According to the data released in the Forum, in the last month (since August 18 to date) the Government has received 368 complaints of victims related to human trafficking, which have led to the arrest of 41 suspects of three different nationalities. In August alone, 241 Indonesian people were repatriated from Cambodia to their country of origin after being trafficked.
Cambodia is a country of origin, transit and destination for human trafficking. Traffickers are included in organized crime, and exploit parents, relatives, friends, neighbors.
Although human trafficking is a crime in Cambodia, the country has a serious problem of child sex tourism, with children often being held captive, beaten and forced into prostitution. According to UNICEF, more than 35% of Cambodian's 15,000 prostitutes are girls under the age of 16.
The phenomenon of human trafficking, it is noted, involves neighboring countries such as Thailand, Indonesia, China, Taiwan and therefore has a transnational dimension, which now widely exploits new technologies, starting with online fraud and grooming. Last week, Cambodian police arrested 15 Thai citizens wanted for computer fraud and illegal work in Sihanoukville. According to the "Migrants for Garden of Hope Foundation", a Taiwanese NGO that promotes assistance programs for victims of trafficking, most of the Taiwanese victims are between 24 and 29 of age, with 629 cases of Taiwanese citizens reported in 2022.

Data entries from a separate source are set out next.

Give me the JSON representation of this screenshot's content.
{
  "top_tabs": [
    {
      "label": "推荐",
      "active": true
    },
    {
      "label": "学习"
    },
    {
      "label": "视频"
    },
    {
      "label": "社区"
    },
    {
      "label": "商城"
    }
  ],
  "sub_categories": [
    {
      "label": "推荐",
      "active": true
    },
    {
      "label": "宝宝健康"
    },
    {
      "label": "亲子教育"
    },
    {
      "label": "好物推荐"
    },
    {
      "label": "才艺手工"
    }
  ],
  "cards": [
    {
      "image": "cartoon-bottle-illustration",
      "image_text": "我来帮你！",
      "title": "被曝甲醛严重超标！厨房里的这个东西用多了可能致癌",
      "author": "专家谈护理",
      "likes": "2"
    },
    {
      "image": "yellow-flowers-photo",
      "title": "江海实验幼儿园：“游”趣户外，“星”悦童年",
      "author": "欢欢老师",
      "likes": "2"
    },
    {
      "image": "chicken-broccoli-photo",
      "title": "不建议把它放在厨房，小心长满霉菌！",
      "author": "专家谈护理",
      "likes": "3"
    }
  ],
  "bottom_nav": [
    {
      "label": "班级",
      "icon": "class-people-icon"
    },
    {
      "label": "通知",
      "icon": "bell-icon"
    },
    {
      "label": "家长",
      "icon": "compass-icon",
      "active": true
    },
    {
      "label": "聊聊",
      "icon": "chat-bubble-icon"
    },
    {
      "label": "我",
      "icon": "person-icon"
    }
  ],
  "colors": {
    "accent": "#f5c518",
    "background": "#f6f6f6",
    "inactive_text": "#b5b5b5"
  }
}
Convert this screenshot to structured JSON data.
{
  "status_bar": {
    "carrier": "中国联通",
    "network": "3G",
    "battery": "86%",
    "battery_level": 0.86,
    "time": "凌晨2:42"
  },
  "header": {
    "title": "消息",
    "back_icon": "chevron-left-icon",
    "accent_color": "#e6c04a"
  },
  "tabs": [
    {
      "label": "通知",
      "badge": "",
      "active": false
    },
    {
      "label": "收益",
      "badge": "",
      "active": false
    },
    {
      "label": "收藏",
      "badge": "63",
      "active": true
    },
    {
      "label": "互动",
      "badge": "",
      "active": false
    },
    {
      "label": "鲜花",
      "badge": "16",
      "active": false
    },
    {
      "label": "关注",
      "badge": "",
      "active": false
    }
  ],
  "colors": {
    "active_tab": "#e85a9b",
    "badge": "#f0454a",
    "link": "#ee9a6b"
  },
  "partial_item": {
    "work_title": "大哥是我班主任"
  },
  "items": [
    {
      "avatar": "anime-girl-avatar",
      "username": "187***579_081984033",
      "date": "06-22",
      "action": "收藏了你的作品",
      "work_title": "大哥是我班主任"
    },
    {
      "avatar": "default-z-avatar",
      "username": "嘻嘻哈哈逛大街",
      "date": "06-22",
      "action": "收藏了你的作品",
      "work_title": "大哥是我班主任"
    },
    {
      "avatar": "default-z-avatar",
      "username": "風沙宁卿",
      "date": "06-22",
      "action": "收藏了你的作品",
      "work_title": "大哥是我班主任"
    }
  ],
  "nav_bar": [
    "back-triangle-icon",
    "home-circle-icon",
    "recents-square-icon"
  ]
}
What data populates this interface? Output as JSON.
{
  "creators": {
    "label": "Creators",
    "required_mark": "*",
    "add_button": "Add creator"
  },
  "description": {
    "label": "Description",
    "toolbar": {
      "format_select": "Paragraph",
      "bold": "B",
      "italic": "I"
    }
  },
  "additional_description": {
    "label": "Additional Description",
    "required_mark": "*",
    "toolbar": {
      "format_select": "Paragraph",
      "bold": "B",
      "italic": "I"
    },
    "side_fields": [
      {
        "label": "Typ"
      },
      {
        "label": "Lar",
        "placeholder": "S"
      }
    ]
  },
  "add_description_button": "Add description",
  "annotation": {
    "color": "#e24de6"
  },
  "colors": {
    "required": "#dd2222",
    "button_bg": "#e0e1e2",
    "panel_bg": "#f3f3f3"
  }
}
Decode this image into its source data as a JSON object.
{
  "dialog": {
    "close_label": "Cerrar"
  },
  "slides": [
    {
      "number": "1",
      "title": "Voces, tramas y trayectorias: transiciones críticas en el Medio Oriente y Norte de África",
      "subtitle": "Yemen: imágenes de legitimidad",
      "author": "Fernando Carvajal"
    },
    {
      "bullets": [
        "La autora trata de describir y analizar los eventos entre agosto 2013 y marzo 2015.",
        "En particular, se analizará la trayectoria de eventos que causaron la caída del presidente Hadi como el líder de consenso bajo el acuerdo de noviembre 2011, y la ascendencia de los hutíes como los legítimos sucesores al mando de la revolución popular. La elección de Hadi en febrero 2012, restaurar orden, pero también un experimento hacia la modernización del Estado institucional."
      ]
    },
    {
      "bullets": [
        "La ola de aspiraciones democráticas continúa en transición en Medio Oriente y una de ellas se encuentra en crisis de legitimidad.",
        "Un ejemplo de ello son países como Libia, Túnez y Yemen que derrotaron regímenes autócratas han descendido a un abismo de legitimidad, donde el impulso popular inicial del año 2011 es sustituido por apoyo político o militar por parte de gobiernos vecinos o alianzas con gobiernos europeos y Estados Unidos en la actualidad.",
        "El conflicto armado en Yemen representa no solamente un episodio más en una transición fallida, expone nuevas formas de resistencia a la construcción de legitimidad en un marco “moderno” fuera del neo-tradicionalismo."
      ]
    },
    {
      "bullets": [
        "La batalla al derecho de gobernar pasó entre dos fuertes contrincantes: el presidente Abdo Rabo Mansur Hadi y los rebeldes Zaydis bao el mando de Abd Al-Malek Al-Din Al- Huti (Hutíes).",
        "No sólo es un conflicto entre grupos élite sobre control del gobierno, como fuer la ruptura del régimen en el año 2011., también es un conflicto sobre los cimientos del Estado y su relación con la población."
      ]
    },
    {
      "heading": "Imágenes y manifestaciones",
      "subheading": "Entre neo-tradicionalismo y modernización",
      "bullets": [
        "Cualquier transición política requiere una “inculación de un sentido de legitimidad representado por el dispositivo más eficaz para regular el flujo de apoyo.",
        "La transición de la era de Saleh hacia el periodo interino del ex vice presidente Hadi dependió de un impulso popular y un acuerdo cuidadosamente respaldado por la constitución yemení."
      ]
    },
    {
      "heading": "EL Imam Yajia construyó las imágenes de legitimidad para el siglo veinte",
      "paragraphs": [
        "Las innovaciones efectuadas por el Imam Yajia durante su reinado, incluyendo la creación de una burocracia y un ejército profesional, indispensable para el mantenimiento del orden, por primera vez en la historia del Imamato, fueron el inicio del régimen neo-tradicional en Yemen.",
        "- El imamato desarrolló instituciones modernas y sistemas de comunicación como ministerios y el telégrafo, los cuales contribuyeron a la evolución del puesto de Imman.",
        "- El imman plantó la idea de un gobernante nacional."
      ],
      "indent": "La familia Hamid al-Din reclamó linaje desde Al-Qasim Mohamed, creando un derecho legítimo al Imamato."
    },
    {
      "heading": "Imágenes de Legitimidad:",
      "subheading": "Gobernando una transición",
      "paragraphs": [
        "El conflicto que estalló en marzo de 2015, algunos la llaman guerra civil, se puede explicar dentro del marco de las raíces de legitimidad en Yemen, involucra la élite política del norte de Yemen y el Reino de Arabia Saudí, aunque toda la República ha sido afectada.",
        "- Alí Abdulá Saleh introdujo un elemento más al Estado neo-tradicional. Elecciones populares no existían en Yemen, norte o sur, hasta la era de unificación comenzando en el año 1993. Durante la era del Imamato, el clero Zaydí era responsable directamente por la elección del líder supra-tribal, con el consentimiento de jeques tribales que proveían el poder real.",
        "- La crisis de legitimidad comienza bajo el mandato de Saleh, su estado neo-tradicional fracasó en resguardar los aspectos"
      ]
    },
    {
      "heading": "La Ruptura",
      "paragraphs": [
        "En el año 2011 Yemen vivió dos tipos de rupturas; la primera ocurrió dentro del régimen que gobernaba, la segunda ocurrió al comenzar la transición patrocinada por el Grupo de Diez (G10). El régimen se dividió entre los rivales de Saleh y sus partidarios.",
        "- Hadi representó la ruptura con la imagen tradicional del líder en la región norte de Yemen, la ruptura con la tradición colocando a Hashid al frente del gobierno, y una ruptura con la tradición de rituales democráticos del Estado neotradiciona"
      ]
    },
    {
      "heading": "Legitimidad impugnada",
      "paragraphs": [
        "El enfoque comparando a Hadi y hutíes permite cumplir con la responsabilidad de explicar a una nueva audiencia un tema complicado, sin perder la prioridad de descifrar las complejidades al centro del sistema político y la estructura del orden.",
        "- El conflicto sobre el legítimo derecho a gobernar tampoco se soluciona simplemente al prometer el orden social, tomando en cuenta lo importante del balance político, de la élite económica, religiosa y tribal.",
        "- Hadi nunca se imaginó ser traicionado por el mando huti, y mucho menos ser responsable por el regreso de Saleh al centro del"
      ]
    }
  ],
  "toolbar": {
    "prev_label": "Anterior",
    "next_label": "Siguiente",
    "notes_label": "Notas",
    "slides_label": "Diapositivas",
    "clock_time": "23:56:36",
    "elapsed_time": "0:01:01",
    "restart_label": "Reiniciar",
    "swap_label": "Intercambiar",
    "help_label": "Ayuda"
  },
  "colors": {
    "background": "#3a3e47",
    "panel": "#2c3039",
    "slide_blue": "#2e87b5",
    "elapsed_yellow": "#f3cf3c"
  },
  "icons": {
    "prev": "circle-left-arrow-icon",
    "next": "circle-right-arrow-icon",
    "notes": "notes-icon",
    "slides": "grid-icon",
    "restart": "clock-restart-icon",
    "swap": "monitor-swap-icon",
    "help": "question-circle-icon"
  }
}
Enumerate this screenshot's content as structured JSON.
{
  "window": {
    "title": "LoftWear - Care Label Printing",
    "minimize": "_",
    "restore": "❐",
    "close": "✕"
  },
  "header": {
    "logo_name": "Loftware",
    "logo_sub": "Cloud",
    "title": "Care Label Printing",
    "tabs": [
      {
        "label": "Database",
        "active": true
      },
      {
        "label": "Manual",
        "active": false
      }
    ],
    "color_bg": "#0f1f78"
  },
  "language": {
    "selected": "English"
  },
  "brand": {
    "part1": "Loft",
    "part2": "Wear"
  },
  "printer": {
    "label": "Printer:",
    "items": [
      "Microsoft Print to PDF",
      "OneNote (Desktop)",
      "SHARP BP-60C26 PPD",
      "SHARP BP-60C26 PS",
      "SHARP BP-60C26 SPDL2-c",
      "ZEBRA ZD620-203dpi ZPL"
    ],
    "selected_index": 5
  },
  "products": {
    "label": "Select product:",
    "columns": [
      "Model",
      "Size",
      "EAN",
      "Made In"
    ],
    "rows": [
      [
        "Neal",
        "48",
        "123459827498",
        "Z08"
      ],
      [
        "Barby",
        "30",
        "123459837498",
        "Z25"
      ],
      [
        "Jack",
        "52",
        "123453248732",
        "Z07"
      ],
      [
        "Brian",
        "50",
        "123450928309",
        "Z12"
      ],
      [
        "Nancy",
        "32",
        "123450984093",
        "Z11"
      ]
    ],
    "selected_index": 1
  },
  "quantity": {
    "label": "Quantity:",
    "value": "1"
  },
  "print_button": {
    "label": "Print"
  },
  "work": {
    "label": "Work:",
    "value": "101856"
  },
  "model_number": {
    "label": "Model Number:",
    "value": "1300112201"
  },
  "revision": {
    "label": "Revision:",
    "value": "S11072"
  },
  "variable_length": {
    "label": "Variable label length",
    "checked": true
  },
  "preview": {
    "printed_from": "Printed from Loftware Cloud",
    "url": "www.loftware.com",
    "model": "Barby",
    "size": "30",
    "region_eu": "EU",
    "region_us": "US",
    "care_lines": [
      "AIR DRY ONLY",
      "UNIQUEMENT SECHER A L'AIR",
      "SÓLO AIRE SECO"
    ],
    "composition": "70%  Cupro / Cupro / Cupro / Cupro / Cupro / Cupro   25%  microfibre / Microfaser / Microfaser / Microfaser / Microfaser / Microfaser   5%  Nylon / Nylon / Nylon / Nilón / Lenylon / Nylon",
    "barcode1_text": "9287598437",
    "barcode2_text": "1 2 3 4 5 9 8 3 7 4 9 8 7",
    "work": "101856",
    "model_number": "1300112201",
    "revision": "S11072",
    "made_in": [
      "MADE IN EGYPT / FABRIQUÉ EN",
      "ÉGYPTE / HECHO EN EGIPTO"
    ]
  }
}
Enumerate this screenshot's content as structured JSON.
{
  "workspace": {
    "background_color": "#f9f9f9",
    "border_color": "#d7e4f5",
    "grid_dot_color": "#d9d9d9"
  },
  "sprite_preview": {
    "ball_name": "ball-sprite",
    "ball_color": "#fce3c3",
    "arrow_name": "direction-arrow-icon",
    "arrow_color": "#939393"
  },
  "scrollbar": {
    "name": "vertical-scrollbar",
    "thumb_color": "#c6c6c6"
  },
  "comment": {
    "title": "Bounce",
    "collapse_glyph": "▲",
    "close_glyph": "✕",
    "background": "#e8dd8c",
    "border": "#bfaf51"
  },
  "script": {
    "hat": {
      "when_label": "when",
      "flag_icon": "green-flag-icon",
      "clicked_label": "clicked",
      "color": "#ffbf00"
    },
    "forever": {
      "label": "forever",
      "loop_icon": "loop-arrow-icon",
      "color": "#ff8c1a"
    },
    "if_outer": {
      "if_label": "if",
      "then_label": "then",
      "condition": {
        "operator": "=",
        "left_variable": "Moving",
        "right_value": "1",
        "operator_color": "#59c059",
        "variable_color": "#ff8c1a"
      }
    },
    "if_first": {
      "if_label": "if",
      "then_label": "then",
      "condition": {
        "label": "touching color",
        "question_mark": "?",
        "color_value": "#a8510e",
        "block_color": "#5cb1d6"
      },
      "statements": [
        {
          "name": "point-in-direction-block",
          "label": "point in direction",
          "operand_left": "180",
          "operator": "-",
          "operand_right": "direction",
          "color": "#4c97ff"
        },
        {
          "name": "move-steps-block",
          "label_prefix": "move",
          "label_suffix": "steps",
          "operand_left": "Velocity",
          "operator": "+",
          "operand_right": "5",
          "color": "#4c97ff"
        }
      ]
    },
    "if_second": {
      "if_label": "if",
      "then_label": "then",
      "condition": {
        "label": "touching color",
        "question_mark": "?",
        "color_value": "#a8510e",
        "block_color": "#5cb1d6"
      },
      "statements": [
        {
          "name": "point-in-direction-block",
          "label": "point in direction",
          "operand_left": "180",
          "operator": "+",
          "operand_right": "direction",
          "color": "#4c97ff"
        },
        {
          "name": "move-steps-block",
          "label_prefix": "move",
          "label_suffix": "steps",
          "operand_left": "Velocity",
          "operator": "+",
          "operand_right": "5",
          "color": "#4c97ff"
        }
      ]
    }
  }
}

Cambodia's population is 16.9 million citizens, 95% Buddhists. The remaining 5% of the population includes Christians (including 20,000 Catholics), Muslims, animists, Baha'is, Jews and members of Cao Dai. (PA/SD) (Agenzia Fides, 30/9/2022)